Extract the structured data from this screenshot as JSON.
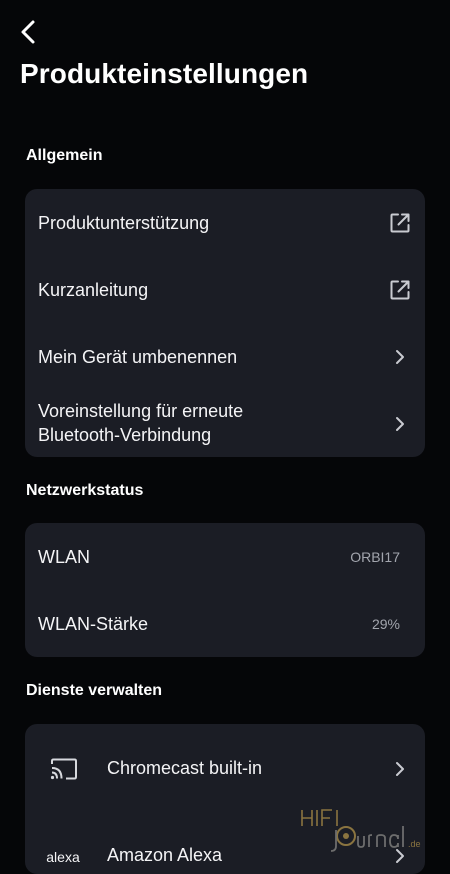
{
  "header": {
    "back_icon": "chevron-left-icon",
    "title": "Produkteinstellungen"
  },
  "sections": {
    "general": {
      "title": "Allgemein",
      "items": [
        {
          "label": "Produktunterstützung",
          "icon": "external-link-icon"
        },
        {
          "label": "Kurzanleitung",
          "icon": "external-link-icon"
        },
        {
          "label": "Mein Gerät umbenennen",
          "icon": "chevron-right-icon"
        },
        {
          "label_line1": "Voreinstellung für erneute",
          "label_line2": "Bluetooth-Verbindung",
          "icon": "chevron-right-icon"
        }
      ]
    },
    "network": {
      "title": "Netzwerkstatus",
      "items": [
        {
          "label": "WLAN",
          "value": "ORBI17"
        },
        {
          "label": "WLAN-Stärke",
          "value": "29%"
        }
      ]
    },
    "services": {
      "title": "Dienste verwalten",
      "items": [
        {
          "label": "Chromecast built-in",
          "icon": "cast-icon"
        },
        {
          "label": "Amazon Alexa",
          "icon": "alexa-logo",
          "logo_text": "alexa"
        }
      ]
    }
  },
  "watermark": {
    "text": "HIFI Journal.de",
    "colors": {
      "gold": "#8a7440",
      "grey": "#6d6d6d"
    }
  },
  "colors": {
    "background": "#050608",
    "card": "#1b1d25",
    "text": "#f4f4f6",
    "muted": "#a2a5ad"
  }
}
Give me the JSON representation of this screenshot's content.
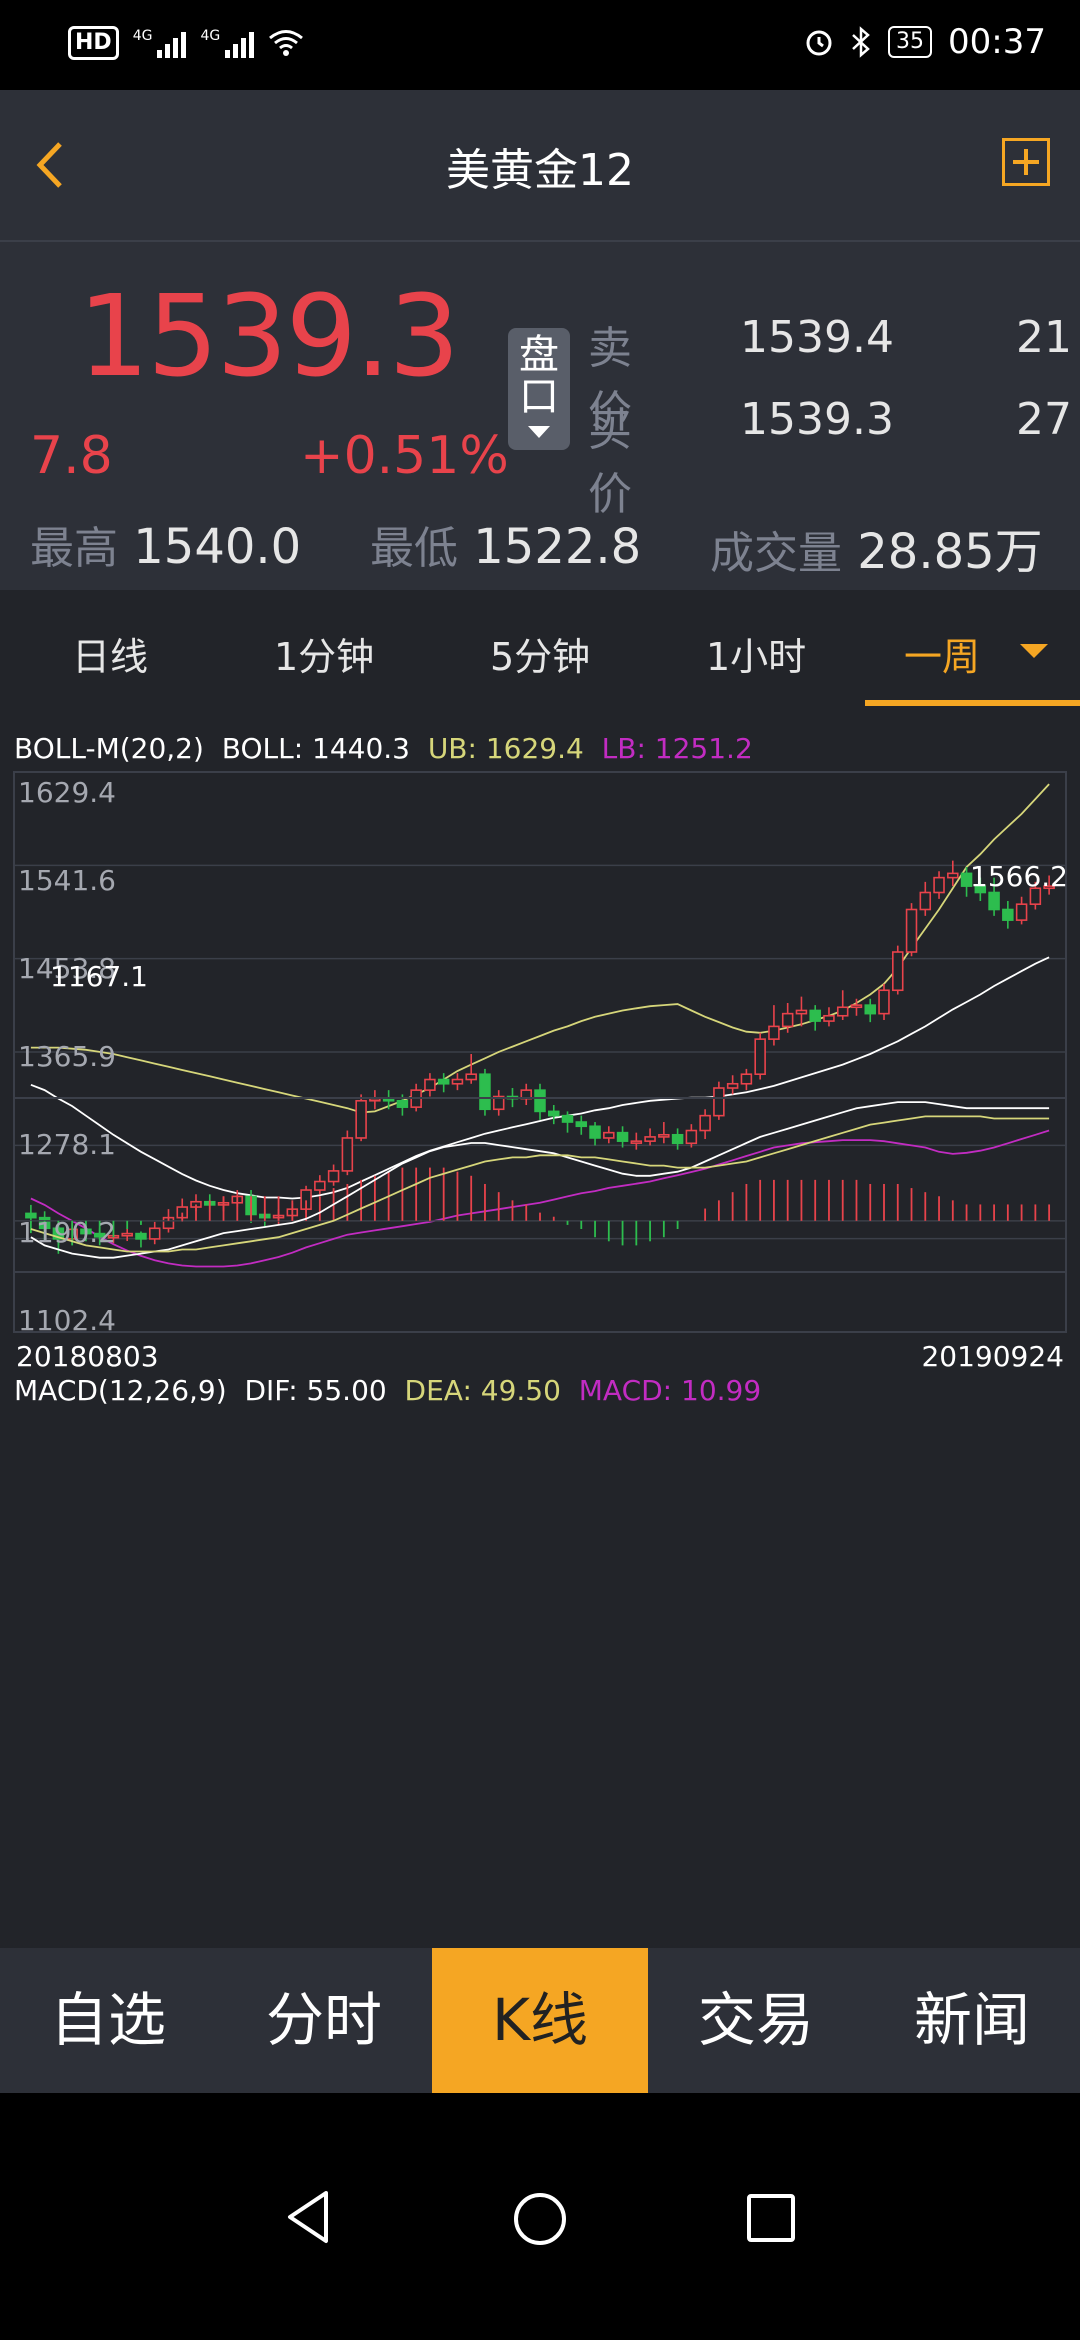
{
  "status_bar": {
    "left_badge": "HD",
    "sig1": "4G",
    "sig2": "4G",
    "battery": "35",
    "time": "00:37"
  },
  "header": {
    "title": "美黄金12"
  },
  "quote": {
    "price": "1539.3",
    "change": "7.8",
    "change_pct": "+0.51%",
    "pankou_label": "盘口",
    "ask_label": "卖价",
    "ask_price": "1539.4",
    "ask_qty": "21",
    "bid_label": "买价",
    "bid_price": "1539.3",
    "bid_qty": "27",
    "high_label": "最高",
    "high": "1540.0",
    "low_label": "最低",
    "low": "1522.8",
    "volume_label": "成交量",
    "volume": "28.85万"
  },
  "periods": [
    "日线",
    "1分钟",
    "5分钟",
    "1小时",
    "一周"
  ],
  "active_period": "一周",
  "legend": {
    "boll_name": "BOLL-M(20,2)",
    "boll": "BOLL: 1440.3",
    "ub": "UB: 1629.4",
    "lb": "LB: 1251.2",
    "macd_name": "MACD(12,26,9)",
    "dif": "DIF: 55.00",
    "dea": "DEA: 49.50",
    "macd": "MACD: 10.99"
  },
  "colors": {
    "up": "#e8434b",
    "down": "#2dbd4e",
    "accent": "#f5a623",
    "ub_line": "#d6d67a",
    "lb_line": "#c22cc2",
    "mid_line": "#ffffff"
  },
  "chart_data": {
    "type": "candlestick",
    "y_ticks": [
      "1629.4",
      "1541.6",
      "1453.8",
      "1365.9",
      "1278.1",
      "1190.2",
      "1102.4"
    ],
    "ylim": [
      1102.4,
      1629.4
    ],
    "x_start": "20180803",
    "x_end": "20190924",
    "max_label": "1566.2",
    "min_label": "1167.1",
    "candles": [
      [
        1214,
        1210,
        1222,
        1205
      ],
      [
        1210,
        1200,
        1216,
        1194
      ],
      [
        1200,
        1190,
        1205,
        1176
      ],
      [
        1190,
        1199,
        1205,
        1186
      ],
      [
        1199,
        1195,
        1206,
        1190
      ],
      [
        1195,
        1192,
        1200,
        1184
      ],
      [
        1192,
        1193,
        1198,
        1186
      ],
      [
        1193,
        1195,
        1200,
        1188
      ],
      [
        1195,
        1190,
        1197,
        1182
      ],
      [
        1190,
        1200,
        1206,
        1185
      ],
      [
        1200,
        1210,
        1218,
        1196
      ],
      [
        1210,
        1220,
        1228,
        1206
      ],
      [
        1220,
        1225,
        1232,
        1216
      ],
      [
        1225,
        1222,
        1232,
        1215
      ],
      [
        1222,
        1224,
        1230,
        1216
      ],
      [
        1224,
        1230,
        1236,
        1220
      ],
      [
        1230,
        1213,
        1236,
        1205
      ],
      [
        1213,
        1210,
        1218,
        1202
      ],
      [
        1210,
        1212,
        1218,
        1204
      ],
      [
        1212,
        1218,
        1224,
        1208
      ],
      [
        1218,
        1236,
        1240,
        1214
      ],
      [
        1236,
        1244,
        1250,
        1232
      ],
      [
        1244,
        1254,
        1260,
        1240
      ],
      [
        1254,
        1285,
        1292,
        1250
      ],
      [
        1285,
        1320,
        1326,
        1282
      ],
      [
        1320,
        1322,
        1330,
        1312
      ],
      [
        1322,
        1320,
        1330,
        1312
      ],
      [
        1320,
        1314,
        1326,
        1306
      ],
      [
        1314,
        1330,
        1336,
        1310
      ],
      [
        1330,
        1340,
        1346,
        1324
      ],
      [
        1340,
        1336,
        1346,
        1328
      ],
      [
        1336,
        1340,
        1346,
        1330
      ],
      [
        1340,
        1345,
        1364,
        1336
      ],
      [
        1345,
        1312,
        1350,
        1306
      ],
      [
        1312,
        1324,
        1330,
        1306
      ],
      [
        1324,
        1322,
        1332,
        1314
      ],
      [
        1322,
        1330,
        1336,
        1316
      ],
      [
        1330,
        1310,
        1336,
        1302
      ],
      [
        1310,
        1306,
        1316,
        1298
      ],
      [
        1306,
        1300,
        1310,
        1290
      ],
      [
        1300,
        1296,
        1306,
        1288
      ],
      [
        1296,
        1285,
        1300,
        1278
      ],
      [
        1285,
        1290,
        1296,
        1280
      ],
      [
        1290,
        1282,
        1296,
        1276
      ],
      [
        1282,
        1282,
        1290,
        1274
      ],
      [
        1282,
        1286,
        1294,
        1278
      ],
      [
        1286,
        1288,
        1300,
        1280
      ],
      [
        1288,
        1280,
        1294,
        1274
      ],
      [
        1280,
        1292,
        1298,
        1276
      ],
      [
        1292,
        1306,
        1312,
        1284
      ],
      [
        1306,
        1332,
        1338,
        1302
      ],
      [
        1332,
        1336,
        1344,
        1326
      ],
      [
        1336,
        1345,
        1350,
        1330
      ],
      [
        1345,
        1378,
        1384,
        1340
      ],
      [
        1378,
        1390,
        1410,
        1372
      ],
      [
        1390,
        1402,
        1412,
        1384
      ],
      [
        1402,
        1405,
        1418,
        1390
      ],
      [
        1405,
        1395,
        1410,
        1386
      ],
      [
        1395,
        1400,
        1408,
        1390
      ],
      [
        1400,
        1408,
        1424,
        1396
      ],
      [
        1408,
        1410,
        1416,
        1400
      ],
      [
        1410,
        1402,
        1416,
        1394
      ],
      [
        1402,
        1424,
        1430,
        1396
      ],
      [
        1424,
        1460,
        1466,
        1420
      ],
      [
        1460,
        1500,
        1506,
        1456
      ],
      [
        1500,
        1516,
        1526,
        1494
      ],
      [
        1516,
        1530,
        1536,
        1510
      ],
      [
        1530,
        1534,
        1546,
        1522
      ],
      [
        1534,
        1522,
        1540,
        1512
      ],
      [
        1522,
        1516,
        1530,
        1508
      ],
      [
        1516,
        1500,
        1530,
        1494
      ],
      [
        1500,
        1490,
        1508,
        1482
      ],
      [
        1490,
        1505,
        1512,
        1486
      ],
      [
        1505,
        1520,
        1526,
        1500
      ],
      [
        1520,
        1522,
        1532,
        1514
      ]
    ],
    "boll_mid": [
      1335,
      1330,
      1322,
      1315,
      1306,
      1297,
      1288,
      1280,
      1272,
      1265,
      1258,
      1251,
      1245,
      1240,
      1236,
      1233,
      1231,
      1229,
      1229,
      1228,
      1229,
      1231,
      1234,
      1238,
      1244,
      1250,
      1256,
      1262,
      1268,
      1273,
      1277,
      1281,
      1285,
      1289,
      1292,
      1295,
      1298,
      1301,
      1304,
      1306,
      1308,
      1311,
      1313,
      1316,
      1318,
      1320,
      1321,
      1322,
      1323,
      1323,
      1324,
      1326,
      1328,
      1331,
      1334,
      1338,
      1342,
      1346,
      1350,
      1354,
      1359,
      1364,
      1370,
      1376,
      1383,
      1390,
      1398,
      1406,
      1413,
      1420,
      1428,
      1435,
      1442,
      1449,
      1455
    ],
    "boll_ub": [
      1370,
      1370,
      1370,
      1369,
      1368,
      1366,
      1364,
      1361,
      1358,
      1355,
      1352,
      1349,
      1346,
      1343,
      1340,
      1337,
      1334,
      1331,
      1328,
      1325,
      1322,
      1319,
      1316,
      1313,
      1309,
      1310,
      1315,
      1320,
      1326,
      1332,
      1340,
      1348,
      1354,
      1360,
      1366,
      1371,
      1376,
      1381,
      1386,
      1390,
      1395,
      1399,
      1402,
      1405,
      1407,
      1409,
      1410,
      1411,
      1405,
      1399,
      1394,
      1389,
      1385,
      1384,
      1386,
      1389,
      1392,
      1396,
      1400,
      1405,
      1412,
      1420,
      1430,
      1445,
      1464,
      1482,
      1500,
      1520,
      1540,
      1552,
      1566,
      1578,
      1590,
      1604,
      1618
    ],
    "boll_lb": [
      1228,
      1222,
      1214,
      1207,
      1200,
      1192,
      1185,
      1179,
      1174,
      1170,
      1167,
      1165,
      1164,
      1164,
      1164,
      1165,
      1167,
      1170,
      1173,
      1177,
      1182,
      1186,
      1190,
      1194,
      1196,
      1198,
      1200,
      1202,
      1204,
      1206,
      1209,
      1212,
      1214,
      1216,
      1218,
      1220,
      1222,
      1224,
      1227,
      1230,
      1233,
      1235,
      1238,
      1240,
      1242,
      1244,
      1247,
      1250,
      1253,
      1256,
      1260,
      1264,
      1268,
      1272,
      1276,
      1278,
      1280,
      1281,
      1282,
      1283,
      1283,
      1283,
      1282,
      1280,
      1278,
      1276,
      1272,
      1270,
      1271,
      1273,
      1276,
      1280,
      1284,
      1288,
      1292
    ],
    "macd_series": {
      "dif": [
        -8,
        -12,
        -14,
        -16,
        -17,
        -18,
        -18,
        -17,
        -16,
        -15,
        -14,
        -12,
        -10,
        -8,
        -6,
        -5,
        -4,
        -3,
        -2,
        -1,
        1,
        4,
        8,
        12,
        16,
        20,
        24,
        28,
        31,
        34,
        36,
        37,
        38,
        38,
        37,
        36,
        35,
        34,
        33,
        31,
        29,
        27,
        25,
        23,
        22,
        22,
        23,
        24,
        26,
        29,
        32,
        35,
        38,
        41,
        43,
        45,
        47,
        49,
        51,
        53,
        55,
        56,
        57,
        58,
        58,
        58,
        57,
        56,
        55,
        55,
        55,
        55,
        55,
        55,
        55
      ],
      "dea": [
        -4,
        -6,
        -8,
        -10,
        -12,
        -13,
        -14,
        -15,
        -15,
        -15,
        -15,
        -14,
        -14,
        -13,
        -12,
        -11,
        -10,
        -9,
        -8,
        -6,
        -4,
        -2,
        0,
        3,
        6,
        9,
        12,
        15,
        18,
        21,
        23,
        25,
        27,
        29,
        30,
        31,
        31,
        32,
        32,
        32,
        31,
        31,
        30,
        29,
        28,
        27,
        27,
        26,
        26,
        26,
        27,
        28,
        29,
        31,
        33,
        35,
        37,
        39,
        41,
        43,
        45,
        47,
        48,
        49,
        50,
        51,
        51,
        51,
        51,
        51,
        50,
        50,
        50,
        50,
        50
      ],
      "macd": [
        -6,
        -10,
        -12,
        -12,
        -10,
        -9,
        -8,
        -4,
        -2,
        0,
        2,
        4,
        8,
        10,
        12,
        12,
        12,
        12,
        12,
        10,
        10,
        12,
        16,
        18,
        20,
        22,
        24,
        26,
        26,
        26,
        26,
        24,
        22,
        18,
        14,
        10,
        8,
        4,
        2,
        -2,
        -4,
        -8,
        -10,
        -12,
        -12,
        -10,
        -8,
        -4,
        0,
        6,
        10,
        14,
        18,
        20,
        20,
        20,
        20,
        20,
        20,
        20,
        20,
        18,
        18,
        18,
        16,
        14,
        12,
        10,
        8,
        8,
        8,
        8,
        8,
        8,
        8
      ]
    }
  },
  "tabs": [
    "自选",
    "分时",
    "K线",
    "交易",
    "新闻"
  ],
  "active_tab": "K线"
}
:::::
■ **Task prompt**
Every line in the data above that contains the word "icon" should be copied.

■ **Task response**
    "back_icon": "chevron-left-icon",
          "icon": "external-link-icon"
          "icon": "external-link-icon"
          "icon": "chevron-right-icon"
          "icon": "chevron-right-icon"
          "icon": "cast-icon"
          "icon": "alexa-logo",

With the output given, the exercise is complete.